EXERCISE: In the data below, which lines contain "heading"? List them by copying each one.

*** Opening of LISTED RECORDS ***

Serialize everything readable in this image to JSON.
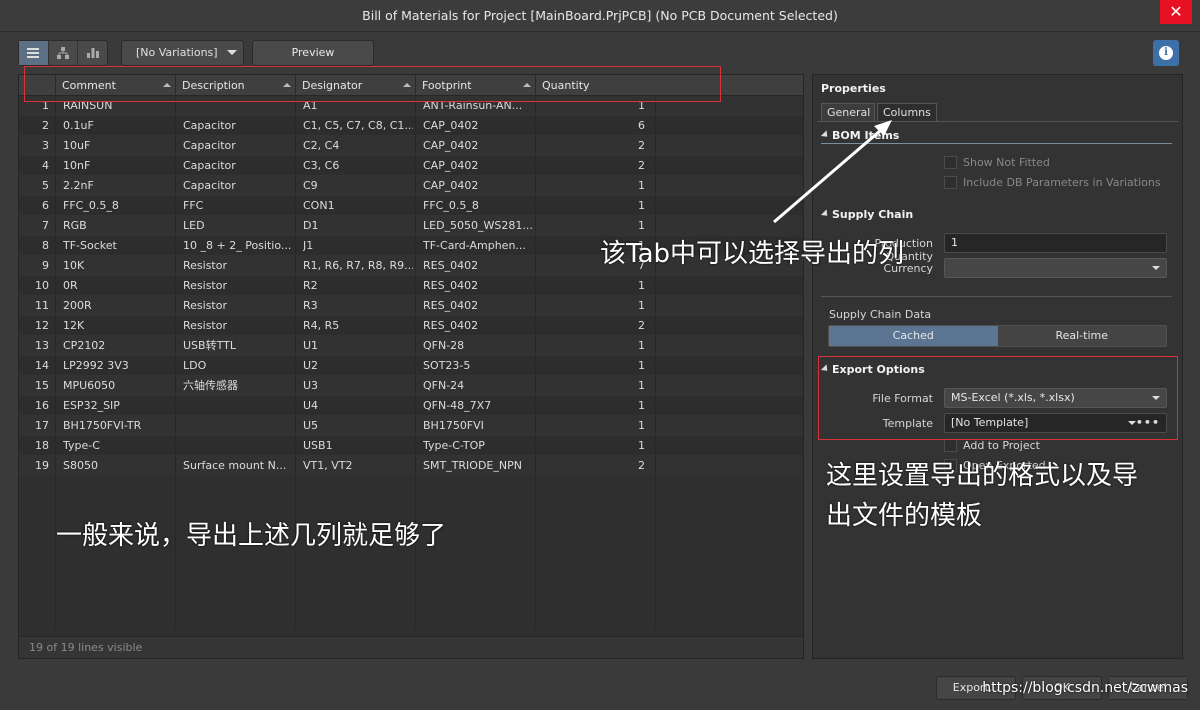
{
  "window": {
    "title": "Bill of Materials for Project [MainBoard.PrjPCB] (No PCB Document Selected)",
    "close_glyph": "✕"
  },
  "toolbar": {
    "variations": "[No Variations]",
    "preview": "Preview"
  },
  "grid": {
    "headers": [
      "Comment",
      "Description",
      "Designator",
      "Footprint",
      "Quantity"
    ],
    "rows": [
      {
        "n": "1",
        "comment": "RAINSUN",
        "description": "",
        "designator": "A1",
        "footprint": "ANT-Rainsun-AN...",
        "qty": "1"
      },
      {
        "n": "2",
        "comment": "0.1uF",
        "description": "Capacitor",
        "designator": "C1, C5, C7, C8, C1...",
        "footprint": "CAP_0402",
        "qty": "6"
      },
      {
        "n": "3",
        "comment": "10uF",
        "description": "Capacitor",
        "designator": "C2, C4",
        "footprint": "CAP_0402",
        "qty": "2"
      },
      {
        "n": "4",
        "comment": "10nF",
        "description": "Capacitor",
        "designator": "C3, C6",
        "footprint": "CAP_0402",
        "qty": "2"
      },
      {
        "n": "5",
        "comment": "2.2nF",
        "description": "Capacitor",
        "designator": "C9",
        "footprint": "CAP_0402",
        "qty": "1"
      },
      {
        "n": "6",
        "comment": "FFC_0.5_8",
        "description": "FFC",
        "designator": "CON1",
        "footprint": "FFC_0.5_8",
        "qty": "1"
      },
      {
        "n": "7",
        "comment": "RGB",
        "description": "LED",
        "designator": "D1",
        "footprint": "LED_5050_WS281...",
        "qty": "1"
      },
      {
        "n": "8",
        "comment": "TF-Socket",
        "description": "10 _8 + 2_ Positio...",
        "designator": "J1",
        "footprint": "TF-Card-Amphen...",
        "qty": "1"
      },
      {
        "n": "9",
        "comment": "10K",
        "description": "Resistor",
        "designator": "R1, R6, R7, R8, R9...",
        "footprint": "RES_0402",
        "qty": "7"
      },
      {
        "n": "10",
        "comment": "0R",
        "description": "Resistor",
        "designator": "R2",
        "footprint": "RES_0402",
        "qty": "1"
      },
      {
        "n": "11",
        "comment": "200R",
        "description": "Resistor",
        "designator": "R3",
        "footprint": "RES_0402",
        "qty": "1"
      },
      {
        "n": "12",
        "comment": "12K",
        "description": "Resistor",
        "designator": "R4, R5",
        "footprint": "RES_0402",
        "qty": "2"
      },
      {
        "n": "13",
        "comment": "CP2102",
        "description": "USB转TTL",
        "designator": "U1",
        "footprint": "QFN-28",
        "qty": "1"
      },
      {
        "n": "14",
        "comment": "LP2992 3V3",
        "description": "LDO",
        "designator": "U2",
        "footprint": "SOT23-5",
        "qty": "1"
      },
      {
        "n": "15",
        "comment": "MPU6050",
        "description": "六轴传感器",
        "designator": "U3",
        "footprint": "QFN-24",
        "qty": "1"
      },
      {
        "n": "16",
        "comment": "ESP32_SIP",
        "description": "",
        "designator": "U4",
        "footprint": "QFN-48_7X7",
        "qty": "1"
      },
      {
        "n": "17",
        "comment": "BH1750FVI-TR",
        "description": "",
        "designator": "U5",
        "footprint": "BH1750FVI",
        "qty": "1"
      },
      {
        "n": "18",
        "comment": "Type-C",
        "description": "",
        "designator": "USB1",
        "footprint": "Type-C-TOP",
        "qty": "1"
      },
      {
        "n": "19",
        "comment": "S8050",
        "description": "Surface mount N...",
        "designator": "VT1, VT2",
        "footprint": "SMT_TRIODE_NPN",
        "qty": "2"
      }
    ],
    "footer": "19 of 19 lines visible"
  },
  "properties": {
    "title": "Properties",
    "tabs": [
      "General",
      "Columns"
    ],
    "bom_items": {
      "heading": "BOM Items",
      "show_not_fitted": "Show Not Fitted",
      "include_db": "Include DB Parameters in Variations"
    },
    "supply_chain": {
      "heading": "Supply Chain",
      "production_qty_label": "Production Quantity",
      "production_qty_value": "1",
      "currency_label": "Currency",
      "data_label": "Supply Chain Data",
      "options": [
        "Cached",
        "Real-time"
      ]
    },
    "export": {
      "heading": "Export Options",
      "file_format_label": "File Format",
      "file_format_value": "MS-Excel (*.xls, *.xlsx)",
      "template_label": "Template",
      "template_value": "[No Template]",
      "add_to_project": "Add to Project",
      "open_exported": "Open Exported"
    }
  },
  "buttons": {
    "export": "Export...",
    "ok": "OK",
    "cancel": "Cancel"
  },
  "annotations": {
    "tab_note": "该Tab中可以选择导出的列",
    "export_note_1": "这里设置导出的格式以及导",
    "export_note_2": "出文件的模板",
    "columns_note": "一般来说，导出上述几列就足够了",
    "watermark": "https://blog.csdn.net/zcwmas"
  },
  "colors": {
    "accent": "#3d6fa8",
    "active_segment": "#5b7592",
    "annotation_box": "#d9333a"
  }
}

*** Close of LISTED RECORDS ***

SOLUTION TO THE PROBLEM:
      "heading": "BOM Items",
      "heading": "Supply Chain",
      "heading": "Export Options",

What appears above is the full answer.